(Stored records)
:::::

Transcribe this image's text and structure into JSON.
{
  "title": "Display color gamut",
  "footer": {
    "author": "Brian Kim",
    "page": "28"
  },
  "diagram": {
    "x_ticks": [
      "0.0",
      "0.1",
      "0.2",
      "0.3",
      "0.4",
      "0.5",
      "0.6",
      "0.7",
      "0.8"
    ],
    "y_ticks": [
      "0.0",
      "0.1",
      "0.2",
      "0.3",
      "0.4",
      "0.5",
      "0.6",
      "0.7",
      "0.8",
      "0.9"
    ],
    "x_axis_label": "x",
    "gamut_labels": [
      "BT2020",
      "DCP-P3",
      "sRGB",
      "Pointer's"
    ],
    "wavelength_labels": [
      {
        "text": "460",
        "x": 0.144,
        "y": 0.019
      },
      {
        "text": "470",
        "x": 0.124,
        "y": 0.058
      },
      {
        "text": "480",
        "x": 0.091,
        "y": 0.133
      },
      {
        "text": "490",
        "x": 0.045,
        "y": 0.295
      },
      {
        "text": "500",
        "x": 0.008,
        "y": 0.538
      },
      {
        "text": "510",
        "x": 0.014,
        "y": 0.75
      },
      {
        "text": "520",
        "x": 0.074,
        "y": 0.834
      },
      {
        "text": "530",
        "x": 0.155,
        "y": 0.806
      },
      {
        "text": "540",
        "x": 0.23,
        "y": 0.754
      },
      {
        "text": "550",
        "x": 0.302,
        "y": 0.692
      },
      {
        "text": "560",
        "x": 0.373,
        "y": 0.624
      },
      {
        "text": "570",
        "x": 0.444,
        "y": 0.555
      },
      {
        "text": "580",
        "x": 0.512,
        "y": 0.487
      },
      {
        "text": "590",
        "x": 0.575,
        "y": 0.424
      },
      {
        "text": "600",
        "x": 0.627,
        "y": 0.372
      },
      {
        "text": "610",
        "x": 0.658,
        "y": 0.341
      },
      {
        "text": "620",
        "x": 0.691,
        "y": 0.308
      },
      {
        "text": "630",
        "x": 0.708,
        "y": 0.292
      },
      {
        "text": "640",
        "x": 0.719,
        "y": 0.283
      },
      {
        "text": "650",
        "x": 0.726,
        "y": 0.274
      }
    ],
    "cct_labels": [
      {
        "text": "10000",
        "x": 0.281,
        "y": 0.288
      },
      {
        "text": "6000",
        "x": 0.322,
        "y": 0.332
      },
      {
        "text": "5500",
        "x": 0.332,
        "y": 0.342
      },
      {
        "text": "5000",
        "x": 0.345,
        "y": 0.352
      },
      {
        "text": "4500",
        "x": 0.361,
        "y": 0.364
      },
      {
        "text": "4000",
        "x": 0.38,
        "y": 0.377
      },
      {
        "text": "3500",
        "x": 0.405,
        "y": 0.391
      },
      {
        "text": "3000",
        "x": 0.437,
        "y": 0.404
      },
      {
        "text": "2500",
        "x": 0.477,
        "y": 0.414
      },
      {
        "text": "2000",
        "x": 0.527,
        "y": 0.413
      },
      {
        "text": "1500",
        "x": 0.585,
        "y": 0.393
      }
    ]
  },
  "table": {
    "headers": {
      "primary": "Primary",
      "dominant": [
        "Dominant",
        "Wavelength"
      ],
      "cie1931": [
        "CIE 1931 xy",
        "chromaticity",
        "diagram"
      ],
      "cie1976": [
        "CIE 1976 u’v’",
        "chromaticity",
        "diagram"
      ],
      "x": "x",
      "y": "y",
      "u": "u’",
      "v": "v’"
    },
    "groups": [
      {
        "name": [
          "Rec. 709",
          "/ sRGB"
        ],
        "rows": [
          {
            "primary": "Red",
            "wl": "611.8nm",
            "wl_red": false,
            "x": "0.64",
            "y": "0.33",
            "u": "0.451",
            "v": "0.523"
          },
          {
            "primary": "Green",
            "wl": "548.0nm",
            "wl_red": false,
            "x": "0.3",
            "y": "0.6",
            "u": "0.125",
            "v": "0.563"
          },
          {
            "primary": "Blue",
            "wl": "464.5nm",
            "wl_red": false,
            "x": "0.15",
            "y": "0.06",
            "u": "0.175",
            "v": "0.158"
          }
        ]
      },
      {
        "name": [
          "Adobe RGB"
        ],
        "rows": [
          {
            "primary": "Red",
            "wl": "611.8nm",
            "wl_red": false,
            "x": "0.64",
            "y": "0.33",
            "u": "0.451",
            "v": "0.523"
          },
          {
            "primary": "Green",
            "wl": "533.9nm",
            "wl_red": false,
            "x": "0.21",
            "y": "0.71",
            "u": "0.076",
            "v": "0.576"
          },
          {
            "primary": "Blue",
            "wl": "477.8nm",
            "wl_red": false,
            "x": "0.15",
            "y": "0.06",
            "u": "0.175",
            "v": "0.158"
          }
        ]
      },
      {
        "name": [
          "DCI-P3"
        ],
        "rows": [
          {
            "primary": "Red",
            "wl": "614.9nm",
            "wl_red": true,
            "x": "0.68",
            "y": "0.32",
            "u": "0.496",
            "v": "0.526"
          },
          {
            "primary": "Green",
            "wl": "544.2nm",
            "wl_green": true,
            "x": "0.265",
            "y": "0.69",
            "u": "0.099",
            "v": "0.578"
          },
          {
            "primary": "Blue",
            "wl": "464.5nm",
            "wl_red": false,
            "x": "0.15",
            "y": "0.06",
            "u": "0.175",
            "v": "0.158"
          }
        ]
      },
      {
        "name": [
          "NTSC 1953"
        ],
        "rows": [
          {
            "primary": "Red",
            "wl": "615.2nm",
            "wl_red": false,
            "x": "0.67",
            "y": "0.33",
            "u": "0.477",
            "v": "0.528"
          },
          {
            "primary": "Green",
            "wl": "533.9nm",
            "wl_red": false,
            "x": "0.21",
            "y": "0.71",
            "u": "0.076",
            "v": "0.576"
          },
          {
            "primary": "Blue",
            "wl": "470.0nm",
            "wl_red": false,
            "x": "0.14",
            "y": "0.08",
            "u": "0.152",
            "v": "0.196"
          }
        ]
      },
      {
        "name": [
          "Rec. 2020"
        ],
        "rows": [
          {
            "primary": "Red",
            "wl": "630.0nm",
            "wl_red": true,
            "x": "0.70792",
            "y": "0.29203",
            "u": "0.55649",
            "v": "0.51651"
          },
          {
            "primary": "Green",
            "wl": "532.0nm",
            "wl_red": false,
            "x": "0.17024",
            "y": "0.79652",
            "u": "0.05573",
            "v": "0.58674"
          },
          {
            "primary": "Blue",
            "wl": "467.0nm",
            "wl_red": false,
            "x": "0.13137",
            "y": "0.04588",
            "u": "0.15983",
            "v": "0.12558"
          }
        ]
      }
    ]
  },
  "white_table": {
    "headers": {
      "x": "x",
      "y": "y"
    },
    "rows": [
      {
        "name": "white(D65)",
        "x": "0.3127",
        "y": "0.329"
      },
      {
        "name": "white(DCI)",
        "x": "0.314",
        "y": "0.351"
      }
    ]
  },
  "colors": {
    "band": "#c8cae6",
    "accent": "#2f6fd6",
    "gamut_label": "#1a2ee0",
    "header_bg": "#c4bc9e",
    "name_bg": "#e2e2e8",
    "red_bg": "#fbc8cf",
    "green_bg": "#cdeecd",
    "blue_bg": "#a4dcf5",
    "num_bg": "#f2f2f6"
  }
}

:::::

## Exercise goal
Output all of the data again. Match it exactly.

## Response area
Transcribe this image's text and structure into JSON.
{
  "title": "Display color gamut",
  "footer": {
    "author": "Brian Kim",
    "page": "28"
  },
  "diagram": {
    "x_ticks": [
      "0.0",
      "0.1",
      "0.2",
      "0.3",
      "0.4",
      "0.5",
      "0.6",
      "0.7",
      "0.8"
    ],
    "y_ticks": [
      "0.0",
      "0.1",
      "0.2",
      "0.3",
      "0.4",
      "0.5",
      "0.6",
      "0.7",
      "0.8",
      "0.9"
    ],
    "x_axis_label": "x",
    "gamut_labels": [
      "BT2020",
      "DCP-P3",
      "sRGB",
      "Pointer's"
    ],
    "wavelength_labels": [
      {
        "text": "460",
        "x": 0.144,
        "y": 0.019
      },
      {
        "text": "470",
        "x": 0.124,
        "y": 0.058
      },
      {
        "text": "480",
        "x": 0.091,
        "y": 0.133
      },
      {
        "text": "490",
        "x": 0.045,
        "y": 0.295
      },
      {
        "text": "500",
        "x": 0.008,
        "y": 0.538
      },
      {
        "text": "510",
        "x": 0.014,
        "y": 0.75
      },
      {
        "text": "520",
        "x": 0.074,
        "y": 0.834
      },
      {
        "text": "530",
        "x": 0.155,
        "y": 0.806
      },
      {
        "text": "540",
        "x": 0.23,
        "y": 0.754
      },
      {
        "text": "550",
        "x": 0.302,
        "y": 0.692
      },
      {
        "text": "560",
        "x": 0.373,
        "y": 0.624
      },
      {
        "text": "570",
        "x": 0.444,
        "y": 0.555
      },
      {
        "text": "580",
        "x": 0.512,
        "y": 0.487
      },
      {
        "text": "590",
        "x": 0.575,
        "y": 0.424
      },
      {
        "text": "600",
        "x": 0.627,
        "y": 0.372
      },
      {
        "text": "610",
        "x": 0.658,
        "y": 0.341
      },
      {
        "text": "620",
        "x": 0.691,
        "y": 0.308
      },
      {
        "text": "630",
        "x": 0.708,
        "y": 0.292
      },
      {
        "text": "640",
        "x": 0.719,
        "y": 0.283
      },
      {
        "text": "650",
        "x": 0.726,
        "y": 0.274
      }
    ],
    "cct_labels": [
      {
        "text": "10000",
        "x": 0.281,
        "y": 0.288
      },
      {
        "text": "6000",
        "x": 0.322,
        "y": 0.332
      },
      {
        "text": "5500",
        "x": 0.332,
        "y": 0.342
      },
      {
        "text": "5000",
        "x": 0.345,
        "y": 0.352
      },
      {
        "text": "4500",
        "x": 0.361,
        "y": 0.364
      },
      {
        "text": "4000",
        "x": 0.38,
        "y": 0.377
      },
      {
        "text": "3500",
        "x": 0.405,
        "y": 0.391
      },
      {
        "text": "3000",
        "x": 0.437,
        "y": 0.404
      },
      {
        "text": "2500",
        "x": 0.477,
        "y": 0.414
      },
      {
        "text": "2000",
        "x": 0.527,
        "y": 0.413
      },
      {
        "text": "1500",
        "x": 0.585,
        "y": 0.393
      }
    ]
  },
  "table": {
    "headers": {
      "primary": "Primary",
      "dominant": [
        "Dominant",
        "Wavelength"
      ],
      "cie1931": [
        "CIE 1931 xy",
        "chromaticity",
        "diagram"
      ],
      "cie1976": [
        "CIE 1976 u’v’",
        "chromaticity",
        "diagram"
      ],
      "x": "x",
      "y": "y",
      "u": "u’",
      "v": "v’"
    },
    "groups": [
      {
        "name": [
          "Rec. 709",
          "/ sRGB"
        ],
        "rows": [
          {
            "primary": "Red",
            "wl": "611.8nm",
            "wl_red": false,
            "x": "0.64",
            "y": "0.33",
            "u": "0.451",
            "v": "0.523"
          },
          {
            "primary": "Green",
            "wl": "548.0nm",
            "wl_red": false,
            "x": "0.3",
            "y": "0.6",
            "u": "0.125",
            "v": "0.563"
          },
          {
            "primary": "Blue",
            "wl": "464.5nm",
            "wl_red": false,
            "x": "0.15",
            "y": "0.06",
            "u": "0.175",
            "v": "0.158"
          }
        ]
      },
      {
        "name": [
          "Adobe RGB"
        ],
        "rows": [
          {
            "primary": "Red",
            "wl": "611.8nm",
            "wl_red": false,
            "x": "0.64",
            "y": "0.33",
            "u": "0.451",
            "v": "0.523"
          },
          {
            "primary": "Green",
            "wl": "533.9nm",
            "wl_red": false,
            "x": "0.21",
            "y": "0.71",
            "u": "0.076",
            "v": "0.576"
          },
          {
            "primary": "Blue",
            "wl": "477.8nm",
            "wl_red": false,
            "x": "0.15",
            "y": "0.06",
            "u": "0.175",
            "v": "0.158"
          }
        ]
      },
      {
        "name": [
          "DCI-P3"
        ],
        "rows": [
          {
            "primary": "Red",
            "wl": "614.9nm",
            "wl_red": true,
            "x": "0.68",
            "y": "0.32",
            "u": "0.496",
            "v": "0.526"
          },
          {
            "primary": "Green",
            "wl": "544.2nm",
            "wl_green": true,
            "x": "0.265",
            "y": "0.69",
            "u": "0.099",
            "v": "0.578"
          },
          {
            "primary": "Blue",
            "wl": "464.5nm",
            "wl_red": false,
            "x": "0.15",
            "y": "0.06",
            "u": "0.175",
            "v": "0.158"
          }
        ]
      },
      {
        "name": [
          "NTSC 1953"
        ],
        "rows": [
          {
            "primary": "Red",
            "wl": "615.2nm",
            "wl_red": false,
            "x": "0.67",
            "y": "0.33",
            "u": "0.477",
            "v": "0.528"
          },
          {
            "primary": "Green",
            "wl": "533.9nm",
            "wl_red": false,
            "x": "0.21",
            "y": "0.71",
            "u": "0.076",
            "v": "0.576"
          },
          {
            "primary": "Blue",
            "wl": "470.0nm",
            "wl_red": false,
            "x": "0.14",
            "y": "0.08",
            "u": "0.152",
            "v": "0.196"
          }
        ]
      },
      {
        "name": [
          "Rec. 2020"
        ],
        "rows": [
          {
            "primary": "Red",
            "wl": "630.0nm",
            "wl_red": true,
            "x": "0.70792",
            "y": "0.29203",
            "u": "0.55649",
            "v": "0.51651"
          },
          {
            "primary": "Green",
            "wl": "532.0nm",
            "wl_red": false,
            "x": "0.17024",
            "y": "0.79652",
            "u": "0.05573",
            "v": "0.58674"
          },
          {
            "primary": "Blue",
            "wl": "467.0nm",
            "wl_red": false,
            "x": "0.13137",
            "y": "0.04588",
            "u": "0.15983",
            "v": "0.12558"
          }
        ]
      }
    ]
  },
  "white_table": {
    "headers": {
      "x": "x",
      "y": "y"
    },
    "rows": [
      {
        "name": "white(D65)",
        "x": "0.3127",
        "y": "0.329"
      },
      {
        "name": "white(DCI)",
        "x": "0.314",
        "y": "0.351"
      }
    ]
  },
  "colors": {
    "band": "#c8cae6",
    "accent": "#2f6fd6",
    "gamut_label": "#1a2ee0",
    "header_bg": "#c4bc9e",
    "name_bg": "#e2e2e8",
    "red_bg": "#fbc8cf",
    "green_bg": "#cdeecd",
    "blue_bg": "#a4dcf5",
    "num_bg": "#f2f2f6"
  }
}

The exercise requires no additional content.